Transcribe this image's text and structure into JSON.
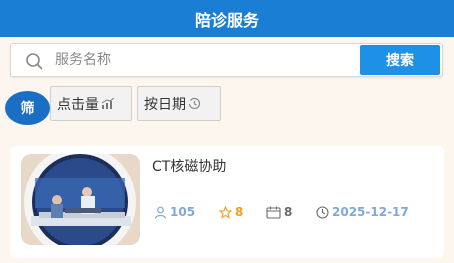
{
  "header": {
    "title": "陪诊服务"
  },
  "search": {
    "placeholder": "服务名称",
    "button_label": "搜索"
  },
  "filters": {
    "filter_label": "筛",
    "sort_by_clicks": "点击量",
    "sort_by_date": "按日期"
  },
  "services": [
    {
      "title": "CT核磁协助",
      "views": "105",
      "rating": "8",
      "count": "8",
      "date": "2025-12-17"
    }
  ],
  "colors": {
    "header_bg": "#1a7fd4",
    "accent": "#1e90e6",
    "rating": "#f0a020",
    "meta": "#7fa8d8"
  }
}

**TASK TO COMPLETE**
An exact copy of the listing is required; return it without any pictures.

**EXERCISE RESULT**
Transcribe this image's text and structure into JSON.
{
  "header": {
    "title": "陪诊服务"
  },
  "search": {
    "placeholder": "服务名称",
    "button_label": "搜索"
  },
  "filters": {
    "filter_label": "筛",
    "sort_by_clicks": "点击量",
    "sort_by_date": "按日期"
  },
  "services": [
    {
      "title": "CT核磁协助",
      "views": "105",
      "rating": "8",
      "count": "8",
      "date": "2025-12-17"
    }
  ],
  "colors": {
    "header_bg": "#1a7fd4",
    "accent": "#1e90e6",
    "rating": "#f0a020",
    "meta": "#7fa8d8"
  }
}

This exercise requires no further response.